Prairie Lights: President Trump’s banned words, and a few more

The Washington Post reported last weekend that the Trump administration has come up with a list of forbidden words and phrases that the Centers for Disease Control and Prevention will not be allowed to use in budget documents.

Ed Kemmick

The list has nothing to do with George Carlin’s seven dirty words, words that I am not going to publish here gratuitously, though I do urge you to watch the entire, priceless George Carlin video.

No, the words and phrases that are going to be banned at the CDC are of an entirely different kind, though they do, coincidentally, also number seven. They are: “fetus,” “vulnerable,” “entitlement,” “diversity,” “transgender,” “evidence-based” and “science-based.”

In most cases, no guidance was given on what replacement words would be appropriate, but a substitute was offered for “science-based” or ­“evidence-based.” The suggested replacement was: “CDC bases its recommendations on science in consideration with community standards and wishes.”

This is completely understandable. Why should so-called “science” be cited as evidence when debating whether climate change is primarily caused by human activities, whether gay people can be “cured” of their misplaced longings, whether the world was created all at once several thousand years ago and whether smoking is bad for one’s health?

On these sensitive issues, community standards and the wishes of taxpaying, God-fearing Americans are much more important than listening to what “scientists” have “concluded” based on “research.” Give me a break. Though of course I have no “entitlement” to a break.

Ditto with the other words on the list. I have always had a problem with the word “vulnerable.” It’s one of those words that sets people up for failure. If you tell a child that he is vulnerable, he will probably grow up to be a snowflake, a hypersensitive crybaby or even, God forbid, a he who thinks he’s a she.

The word “fetus” obviously was invented so that we would not think of the wee creature as a human being, and since the Trump administration offered no guidance on an alternative, might I suggest “exceedingly young person” or “in-utero adolescent”?

But I wasn’t intending to go into such detail on the Trump administration’s forbidden words. I wanted, rather, to broaden the conversation, to offer up my own list of words and phrases that should be banned not just from use by government agencies, but from general discourse, as they tend to weaken the resolve of the American people or otherwise damage the moral fiber of the nation. Here goes:

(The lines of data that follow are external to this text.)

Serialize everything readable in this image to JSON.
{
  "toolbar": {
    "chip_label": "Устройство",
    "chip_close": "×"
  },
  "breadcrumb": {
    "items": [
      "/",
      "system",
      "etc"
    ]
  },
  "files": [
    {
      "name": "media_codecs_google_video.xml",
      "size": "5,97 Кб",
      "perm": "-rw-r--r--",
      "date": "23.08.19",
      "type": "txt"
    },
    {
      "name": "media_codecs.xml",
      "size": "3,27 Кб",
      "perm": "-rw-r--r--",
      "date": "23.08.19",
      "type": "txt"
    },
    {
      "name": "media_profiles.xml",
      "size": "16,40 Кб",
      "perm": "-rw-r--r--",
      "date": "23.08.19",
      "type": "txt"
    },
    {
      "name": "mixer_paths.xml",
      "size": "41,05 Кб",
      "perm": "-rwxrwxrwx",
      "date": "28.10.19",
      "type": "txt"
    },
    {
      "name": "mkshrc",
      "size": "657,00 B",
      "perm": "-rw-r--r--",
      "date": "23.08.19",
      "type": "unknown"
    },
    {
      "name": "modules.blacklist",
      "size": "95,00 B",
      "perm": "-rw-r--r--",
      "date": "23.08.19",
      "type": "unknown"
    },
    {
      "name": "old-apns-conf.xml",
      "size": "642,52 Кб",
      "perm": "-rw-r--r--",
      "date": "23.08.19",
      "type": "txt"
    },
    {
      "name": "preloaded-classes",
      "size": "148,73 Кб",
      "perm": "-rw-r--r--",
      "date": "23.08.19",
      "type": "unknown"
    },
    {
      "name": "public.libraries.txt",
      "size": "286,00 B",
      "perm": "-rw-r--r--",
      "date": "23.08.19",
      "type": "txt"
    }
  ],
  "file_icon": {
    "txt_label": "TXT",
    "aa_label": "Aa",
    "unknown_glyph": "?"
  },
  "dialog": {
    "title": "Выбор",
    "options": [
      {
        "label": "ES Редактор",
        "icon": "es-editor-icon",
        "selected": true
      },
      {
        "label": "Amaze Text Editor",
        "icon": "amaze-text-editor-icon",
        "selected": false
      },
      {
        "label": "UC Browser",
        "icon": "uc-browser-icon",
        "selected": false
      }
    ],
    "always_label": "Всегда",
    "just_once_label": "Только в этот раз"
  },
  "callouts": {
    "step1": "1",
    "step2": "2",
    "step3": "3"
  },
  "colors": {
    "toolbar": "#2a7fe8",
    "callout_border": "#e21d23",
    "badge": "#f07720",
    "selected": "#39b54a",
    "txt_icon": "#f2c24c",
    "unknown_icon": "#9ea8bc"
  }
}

Fact. This one is too obvious, but the point needs to be made. If we have learned anything in the past 11 months, it is that a “fact” is as meaningless and ephemeral as a “science-based” conclusion. As an alternative I would suggest “notion,” which does away with the elitist concept of “knowledge” and carries within itself the idea of community standards and wishes.

The pursuit of happiness. I am not criticizing Thomas Jefferson, but while we all know what it means to have life and liberty, “the pursuit of happiness” is too broad and too variable. It is dangerously close to the idea of “if it feels good, do it.” An alternative: “the pursuit of activities that make one happy while simultaneously strengthening the Fatherland.”

Gun. Sadly, this beautiful little word has been debased by decades of abuse at the hands of anti-freedom fanatics. By referring to guns as “Second Amendment devices,” we could re-frame the argument and put the fanatics on the defensive.

Tofu. I mean, come on.

Department of Defense. This abomination was devised in 1949, though the much better “War Department” sufficed for almost the first 160 years of this country’s existence. Why announce upfront that we won’t fight unless we’re slugged first? I would suggest “The Best Defense is a Good Offense Department.”

Trillion. This word has basically become a scare tactic, as in discussions of the tax bill making its way through Congress. If you say something is going to add $1 trillion to the national debt, people tend to freak out. It’s just as accurate but much less alarming to say “1012 dollars.”

Orwellian. Used to demonize perfectly good patriots, this word is dragged out every time sensible steps are taken to reform the language, as in the attempt to ban certain words at the CDC. Are we going to let the memory of some skinny Englishman hold us back on the march to being great again? No alternative here; just ban it.

 Ed Kemmick has been a newspaper reporter, editor and columnist since 1980. Except for four years in his home state of Minnesota, he has spent his entire journalism career in Montana, working in Missoula, Anaconda, Butte and Billings. “The Big Sky, By and By,” a collection of some of his newspaper stories and columns, plus a few essays and one short story, was published in 2011.